Do you remember the old mom-and-pop neighborhood markets?
I bicycled past three of those storefronts on my newspaper routes in Southeast Portland decades ago. Two were on residential streets, in old buildings with the store names on Coca-Cola signs. I’d park out front on hot days to pick up a Popsicle midway through my deliveries. The person selling the Popsicle most often was the store’s owner.
This example of small, locally owned businesses comes to mind with a new report that describes a worrisome lack of business startups in the post-Great Recession era. The report by the Economic Innovation Group, a Silicon Valley-backed research organization, finds business startups have increased by 2.3 percent in the past five years, less than half the rate of increase in the post-recession recoveries of the 1990s and 2000s.
The report’s larger finding is that new startups are heavily concentrated in a few very successful regions. The top-20 list of counties, with just one-sixth of the nation’s population, are producing half of the new companies, including five each in California and Texas, four in Florida, and two within New York City. Talent draws talent. And it also draws investment and bank finance money that’s essential to launching a business.
Elsewhere, the decline in business starts in much of the country could usher in a “missing generation of enterprise” in rural areas and also in some parts of large metro regions, the report concludes.
So what’s going in most of the country?

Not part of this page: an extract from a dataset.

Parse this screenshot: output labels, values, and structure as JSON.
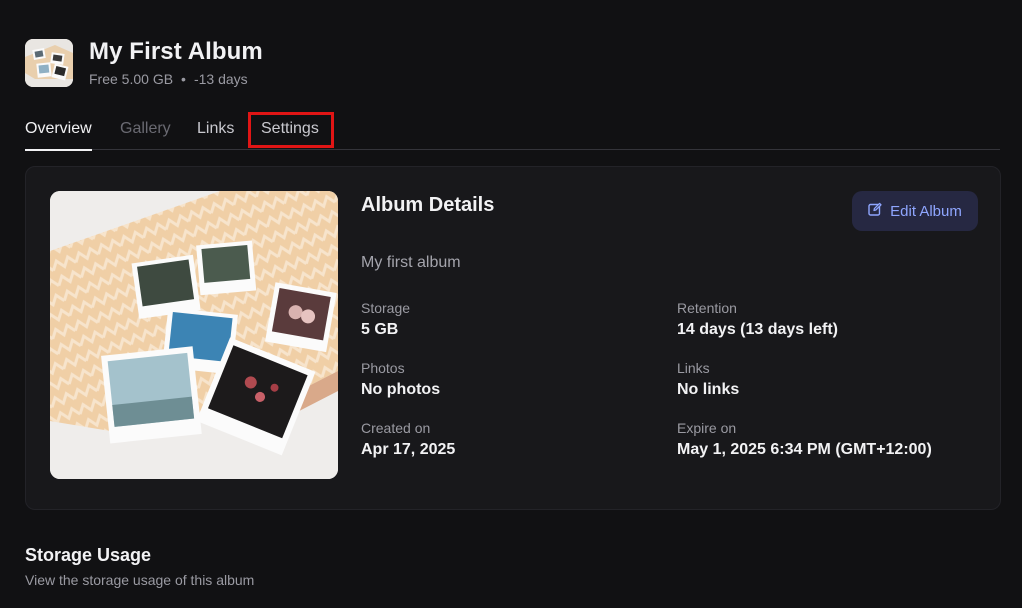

That’s not exactly clear. It’s easy to see that competing with traditional businesses– that is, nondigital — is a tough road. Prospects aren’t good for a mom-and-pop grocery or most retail outlets in a 7-Eleven and Amazon era. Investors and lenders aren’t abundant for startups in challenging rural, suburban, and urban communities, many where people are struggling with flat or declining incomes.
Yet with the report’s pessimistic tone, it’s hard to bottle up the entrepreneurial gene that drives some people to plunge into businesses of their own. The ambitious, hard-working person who would have opened a store a couple of generations ago now creates an app to sell products. The would-be restaurateur opens a brewpub or a food truck. The exercise buff who doesn’t have the resources to open a gym creates a software add-on for the FitBit.
Buck Heidrick, a certified business adviser at Washington State University Vancouver’s Small Business Development Center, says his frontline experience doesn’t reflect the data in the report. Heidrick and his colleagues statewide are swamped with helping people who have good ideas. The ease of obtaining financing ebbs and flows, but there’s plenty of assistance and even government encouragement for those who see their futures in launching a new business.
In fact, three of Heidrick’s clients came up with business ideas so good that a corporation bought the idea before they could launch their business — all reward, no pain. Now that’s an entrepreneurial success — far better than selling Popsicles to a paperboy.